A game like this, from 2600 BC, is full of intrigue. This delicately carved block of stone, with flowers and markings etched into the rock, sings to played again.
A 4×3 board is connected to a 2×6 board with 2 squares. There are 4 d4’s, with dots on 3 of the points. And there are 7 Tokens per player, with one blank side, and one side with 5 dots
We have the board, the dice the pieces, and the question remains: how do we play it?
Rules have been found for advanced versions of the Royal Game of Ur: the sweet irony of which is that the base rules are speculation. All we know for sure about the base game is some of the markings’ meanings, and that the goal is to get all your pieces across the board. Even the exact route is unknown.
Because of that, there are a few different sets of rules floating around the internet.
One of several points of argument is whether rolling a Zero on the dice counts as a zero, a four-space movement, or as a “roll again”.
Another point of argument is when/how pieces may be moved onto the board.
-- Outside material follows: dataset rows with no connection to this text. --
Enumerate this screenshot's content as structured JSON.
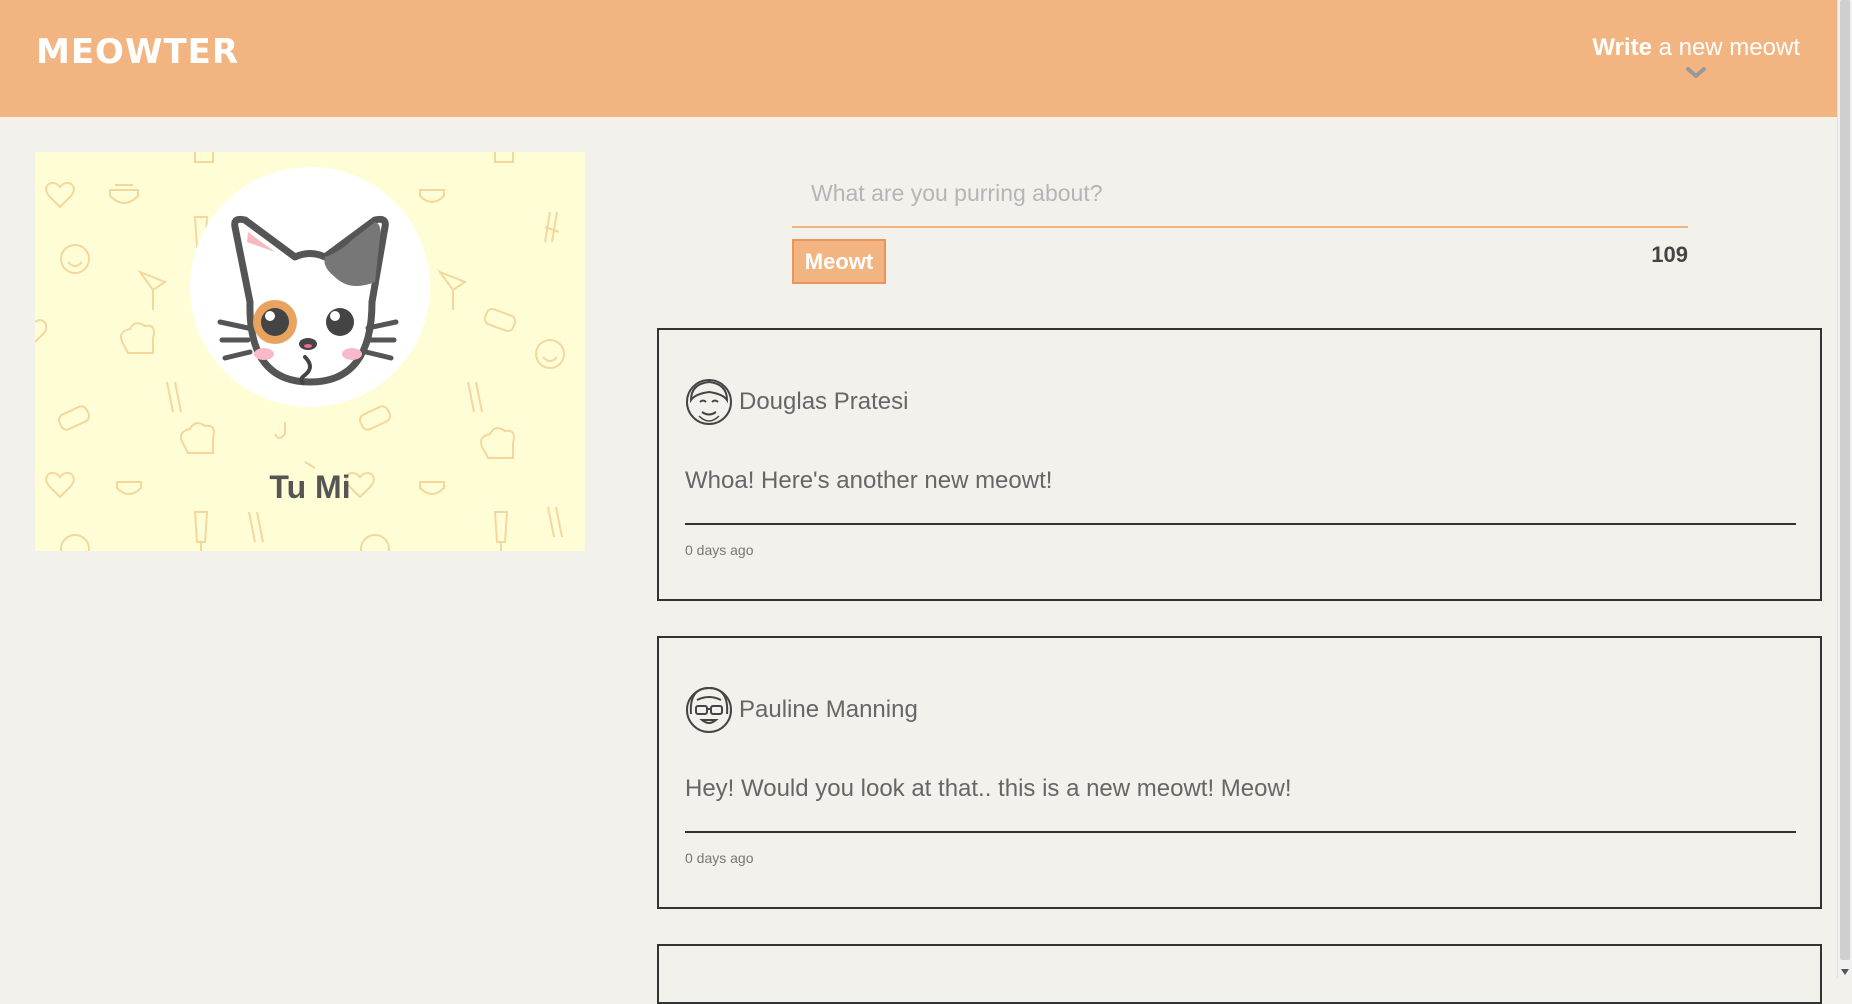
{
  "header": {
    "logo": "MEOWTER",
    "write_bold": "Write",
    "write_rest": " a new meowt"
  },
  "profile": {
    "name": "Tu Mi"
  },
  "composer": {
    "placeholder": "What are you purring about?",
    "value": "",
    "button_label": "Meowt",
    "char_count": "109"
  },
  "feed": [
    {
      "author": "Douglas Pratesi",
      "text": "Whoa! Here's another new meowt!",
      "time": "0 days ago"
    },
    {
      "author": "Pauline Manning",
      "text": "Hey! Would you look at that.. this is a new meowt! Meow!",
      "time": "0 days ago"
    }
  ],
  "colors": {
    "accent": "#f2b582",
    "profile_bg": "#fefdd6",
    "page_bg": "#f3f1ec"
  }
}
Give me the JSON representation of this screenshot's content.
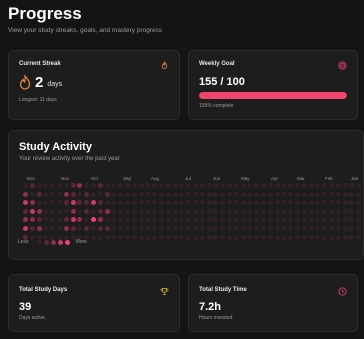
{
  "header": {
    "title": "Progress",
    "subtitle": "View your study streaks, goals, and mastery progress"
  },
  "streak": {
    "title": "Current Streak",
    "icon": "flame-icon",
    "value": "2",
    "unit": "days",
    "longest": "Longest: 11 days"
  },
  "goal": {
    "title": "Weekly Goal",
    "icon": "target-icon",
    "value": "155 / 100",
    "progress_fraction": 1.0,
    "percent_text": "155% complete"
  },
  "activity": {
    "title": "Study Activity",
    "subtitle": "Your review activity over the past year",
    "months": [
      "Dec",
      "Nov",
      "Oct",
      "Sep",
      "Aug",
      "Jul",
      "Jun",
      "May",
      "Apr",
      "Mar",
      "Feb",
      "Jan"
    ],
    "legend_less": "Less",
    "legend_more": "More"
  },
  "total_days": {
    "title": "Total Study Days",
    "icon": "trophy-icon",
    "value": "39",
    "sub": "Days active"
  },
  "total_time": {
    "title": "Total Study Time",
    "icon": "clock-icon",
    "value": "7.2h",
    "sub": "Hours invested"
  },
  "colors": {
    "accent": "#f0436e",
    "level0": "#2f2125",
    "level1": "#5a2635",
    "level2": "#8f2f4a",
    "level3": "#c93b62",
    "level4": "#f0436e"
  }
}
On Some of the boards, the pieces are numbered, and one guess is that you must roll that exact number to play them. Other rules have suggested that you have to roll a certain number (either 4 or 0) to bring out any piece, and some discard that notion entirely; you can bring a piece onto the board at anytime.
I suppose that if you wish to play it, it’s like any game of UNO: the rules are decided by players agreeing (or acquiescing) to them.